GREENVILLE — Jamison Meade, an 11-year-old student in the fifth grade at Greenville Middle School, can only read at a first-grade level.
According to Jamison’s parents, he’s been receiving various services from the Greenville school system for years, including tutoring after school and one-on-one help during most classes. As Jamison prepared to start the fifth grade, however, his parents were told that his Individualized Education Program (I.E.P.) – a legally mandated document provided for students receiving special education services, spelling out the child’s needs, services the school will provide, and how progress will be measured – would go away as he transitioned into middle school.
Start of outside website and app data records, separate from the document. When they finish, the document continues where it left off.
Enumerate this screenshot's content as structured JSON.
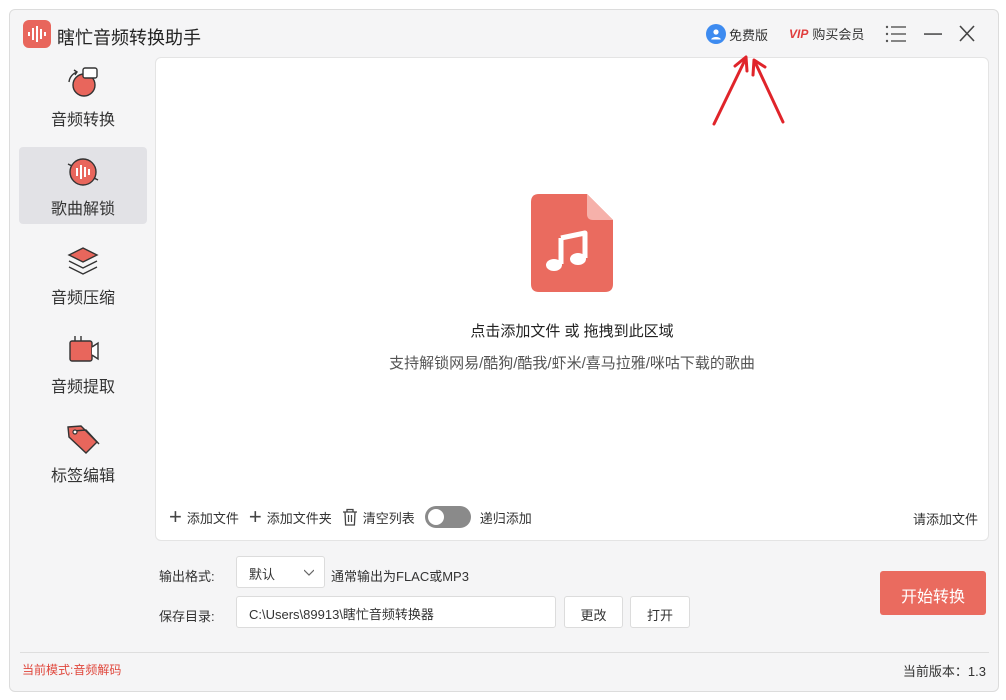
{
  "app": {
    "title": "瞎忙音频转换助手",
    "accent_color": "#ea6b5f"
  },
  "header": {
    "free_label": "免费版",
    "vip_label": "购买会员",
    "vip_icon_text": "VIP"
  },
  "sidebar": {
    "items": [
      {
        "label": "音频转换",
        "icon": "audio-convert-icon",
        "active": false
      },
      {
        "label": "歌曲解锁",
        "icon": "song-unlock-icon",
        "active": true
      },
      {
        "label": "音频压缩",
        "icon": "layers-compress-icon",
        "active": false
      },
      {
        "label": "音频提取",
        "icon": "video-extract-icon",
        "active": false
      },
      {
        "label": "标签编辑",
        "icon": "tag-edit-icon",
        "active": false
      }
    ]
  },
  "dropzone": {
    "title": "点击添加文件 或 拖拽到此区域",
    "subtitle": "支持解锁网易/酷狗/酷我/虾米/喜马拉雅/咪咕下载的歌曲",
    "icon": "music-file-icon"
  },
  "toolbar": {
    "add_file": "添加文件",
    "add_folder": "添加文件夹",
    "clear_list": "清空列表",
    "recursive_add": "递归添加",
    "recursive_enabled": false,
    "status": "请添加文件"
  },
  "settings": {
    "format_label": "输出格式:",
    "format_value": "默认",
    "format_hint": "通常输出为FLAC或MP3",
    "dir_label": "保存目录:",
    "dir_value": "C:\\Users\\89913\\瞎忙音频转换器",
    "change_label": "更改",
    "open_label": "打开",
    "start_label": "开始转换"
  },
  "footer": {
    "mode": "当前模式:音频解码",
    "version": "当前版本：1.3"
  }
}
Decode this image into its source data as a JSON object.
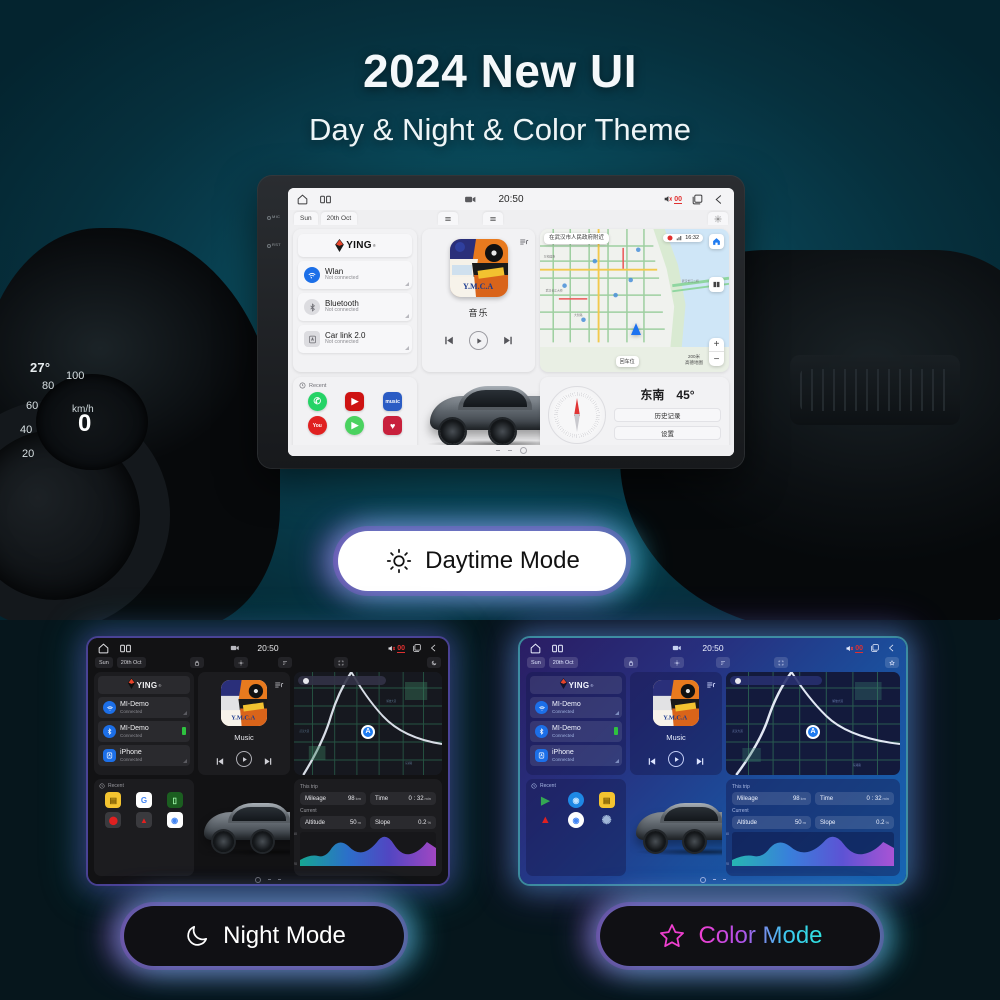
{
  "hero": {
    "title": "2024 New UI",
    "subtitle": "Day & Night & Color Theme"
  },
  "cluster": {
    "temperature": "27°",
    "speed_unit": "km/h",
    "speed_value": "0",
    "ticks": [
      "20",
      "40",
      "60",
      "80",
      "100"
    ]
  },
  "bezel": {
    "mic_label": "MIC",
    "reset_label": "RST"
  },
  "daytime": {
    "status": {
      "time": "20:50",
      "volume_level": "00"
    },
    "tabs": {
      "day": "Sun",
      "date": "20th Oct"
    },
    "brand": {
      "name": "YING",
      "registered": "®"
    },
    "connections": [
      {
        "icon": "wifi-icon",
        "name": "Wlan",
        "status": "Not connected"
      },
      {
        "icon": "bluetooth-icon",
        "name": "Bluetooth",
        "status": "Not connected"
      },
      {
        "icon": "carlink-icon",
        "name": "Car link 2.0",
        "status": "Not connected"
      }
    ],
    "music": {
      "label": "音乐"
    },
    "map": {
      "location": "在武汉市人民政府附近",
      "eta_time": "16:32",
      "zoom_in": "+",
      "zoom_out": "−",
      "scale": "200米",
      "scale_sub": "高德地图",
      "relocate": "回车位"
    },
    "recent": {
      "label": "Recent",
      "apps": [
        {
          "name": "whatsapp-app",
          "glyph": "✆",
          "color": "#25D366"
        },
        {
          "name": "youtube-app",
          "glyph": "▶",
          "color": "#CE1312"
        },
        {
          "name": "amazon-music-app",
          "glyph": "music",
          "color": "#2B5CC4"
        },
        {
          "name": "youtube-circle-app",
          "glyph": "▶",
          "color": "#E02020"
        },
        {
          "name": "green-player-app",
          "glyph": "▶",
          "color": "#4AD25F"
        },
        {
          "name": "iheart-radio-app",
          "glyph": "♥",
          "color": "#C8203C"
        }
      ]
    },
    "compass": {
      "direction": "东南",
      "degrees": "45°",
      "history_button": "历史记录",
      "settings_button": "设置"
    }
  },
  "night": {
    "status": {
      "time": "20:50",
      "volume_level": "00"
    },
    "tabs": {
      "day": "Sun",
      "date": "20th Oct"
    },
    "brand": {
      "name": "YING",
      "registered": "®"
    },
    "connections": [
      {
        "icon": "wifi-icon",
        "name": "MI-Demo",
        "status": "Connected"
      },
      {
        "icon": "bluetooth-icon",
        "name": "MI-Demo",
        "status": "Connected"
      },
      {
        "icon": "carlink-icon",
        "name": "iPhone",
        "status": "Connected"
      }
    ],
    "music": {
      "label": "Music"
    },
    "recent": {
      "label": "Recent",
      "apps": [
        {
          "name": "files-app",
          "glyph": "▤",
          "color": "#F4C430"
        },
        {
          "name": "google-app",
          "glyph": "G",
          "color": "#FFFFFF"
        },
        {
          "name": "phone-link-app",
          "glyph": "▯",
          "color": "#2E7D32"
        },
        {
          "name": "car-app",
          "glyph": "⬤",
          "color": "#E02020"
        },
        {
          "name": "navigation-app",
          "glyph": "▲",
          "color": "#E02020"
        },
        {
          "name": "chrome-app",
          "glyph": "◉",
          "color": "#4285F4"
        }
      ]
    },
    "trip": {
      "this_trip_label": "This trip",
      "current_label": "Current",
      "mileage_label": "Mileage",
      "mileage_value": "98",
      "mileage_unit": "km",
      "time_label": "Time",
      "time_value": "0 : 32",
      "time_unit": "min",
      "altitude_label": "Altitude",
      "altitude_value": "50",
      "altitude_unit": "m",
      "slope_label": "Slope",
      "slope_value": "0.2",
      "slope_unit": "%",
      "axis_max": "250",
      "axis_min": "120"
    }
  },
  "color": {
    "status": {
      "time": "20:50",
      "volume_level": "00"
    },
    "tabs": {
      "day": "Sun",
      "date": "20th Oct"
    },
    "brand": {
      "name": "YING",
      "registered": "®"
    },
    "connections": [
      {
        "icon": "wifi-icon",
        "name": "MI-Demo",
        "status": "Connected"
      },
      {
        "icon": "bluetooth-icon",
        "name": "MI-Demo",
        "status": "Connected"
      },
      {
        "icon": "carlink-icon",
        "name": "iPhone",
        "status": "Connected"
      }
    ],
    "music": {
      "label": "Music"
    },
    "recent": {
      "label": "Recent",
      "apps": [
        {
          "name": "play-store-app",
          "glyph": "▶",
          "color": "#34A853"
        },
        {
          "name": "photos-app",
          "glyph": "◉",
          "color": "#1E88E5"
        },
        {
          "name": "files-app",
          "glyph": "▤",
          "color": "#F4C430"
        },
        {
          "name": "navigation-app",
          "glyph": "▲",
          "color": "#E02020"
        },
        {
          "name": "chrome-app",
          "glyph": "◉",
          "color": "#4285F4"
        },
        {
          "name": "settings-app",
          "glyph": "✺",
          "color": "#90A4AE"
        }
      ]
    },
    "trip": {
      "this_trip_label": "This trip",
      "current_label": "Current",
      "mileage_label": "Mileage",
      "mileage_value": "98",
      "mileage_unit": "km",
      "time_label": "Time",
      "time_value": "0 : 32",
      "time_unit": "min",
      "altitude_label": "Altitude",
      "altitude_value": "50",
      "altitude_unit": "m",
      "slope_label": "Slope",
      "slope_value": "0.2",
      "slope_unit": "%",
      "axis_max": "250",
      "axis_min": "120"
    }
  },
  "pills": {
    "daytime": {
      "label": "Daytime Mode",
      "icon": "sun-icon"
    },
    "night": {
      "label": "Night Mode",
      "icon": "moon-icon"
    },
    "color": {
      "label": "Color Mode",
      "icon": "star-icon"
    }
  },
  "colors": {
    "accent_purple": "#A55AE6",
    "accent_cyan": "#3CD2E6",
    "accent_magenta": "#F03FD0",
    "brand_red": "#E8452B",
    "background_teal": "#0B5566"
  }
}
The only accommodation Jamison would receive from that point on, his parents were told, would be an extra ninth-period study hall at the end of each school day.
Jamison has dyslexia. According to the International Dyslexia Association, dyslexia is a learning disability resulting in difficulty with specific language skills, especially reading. This can lead to difficulties with written and oral communication as well. According to the Dyslexia Center of Utah, one in five students has a language-based learning disability, of which dyslexia is the most common variety. As many as 80 percent of people with poor reading skills are likely dyslexic.
“Jamison is smart, intelligent, and respectful, but he has to learn in his own way,” Jamison’s mother, Andrea Boyd, said. “He gets to school at 7:30 in the morning, then has tutoring until five or six in the evening. Then he works on homework. It’s his whole day. He has no chance to relax or play.”
Ohio law does not recognize dyslexia as a specific disorder requiring specific interventions, so kids like Jamison are typically considered to have a “reading disability.” The standard response when a child is determined to have a reading disability is to develop an I.E.P., which is then reviewed periodically by the teachers and school officials involved to determine whether the child is making progress.
But if a child in the fifth grade is only reading at a first-grade level after years of interventions, how much progress is being made?
Andrea Townsend, director of Career Technology and Special Education at Greenville City Schools, explained a bit about how the process works.
“State and federal laws mandate the sort of services schools can provide,” Townsend said. “So while a student can’t qualify for help with dyslexia, specifically, they can qualify for group and one-on-one help with a reading disability.”
Townsend spoke passionately about her desire to help students and families struggling with learning disabilities.
“I want very much to be an active member of the team when it comes to making sure these students’ needs are being met,” Townsend said. “I want the family to feel supported, and I want the student to feel successful in school.”
Townsend and Greenville City Schools superintendent Douglas Fries insisted the incident where the Boyds were told Jamison had “aged out” of his I.E.P. was the result of a misunderstanding, and that in fact, students remain eligible to receive I.E.P. assistance, in special cases, until the age of 22. After a meeting between Townsend and the Boyds, Jamison’s I.E.P was reinstated.
But according to Mary Jo O’Neill, an advocate working with parents of children with dyslexia and other learning disabilities in the Cleveland, Ohio area, this is only half the battle.
“Why did the parents walk away with the wrong information in the first place?” O’Neill asked. “Why was that mother allowed to walk out believing her child’s services had been taken away? That’s disturbing to me.”
O’Neill believes that in many schools, while teachers and school officials may be well-meaning and good at their individual jobs, they don’t work together effectively in order to execute the complicated I.E.P. process.
“They’re not working together. They’re all working on their own little island,” O’Neill said. “Services aren’t being offered fluidly throughout the curriculum.”
For instance, according to O’Neill, an Intervention Specialist – an educator specially certified to deal with students struggling with learning disabilities – may be vital in helping a student to articulate their ideas and understand course instructions during the period when the two are working together, but the specialist isn’t there in class later, when the student is actually trying to write. This can affect performance in math, science, and social studies courses as well.
“The I.E.P. needs to be administered fluidly throughout the academic day,” O’Neill said. “Not in isolation.”
Meanwhile, even with the restoration of his I.E.P., Boyd isn’t confident the school has a long-term plan for her son’s academic progress.
“What are these kids supposed to do when they graduate?” Boyd asked. “They can’t read a job application. They can’t read a road sign.”
Parents searching for resources for kids with dyslexia can begin by visiting the Ohio Board of Education website at education.ohio.gov.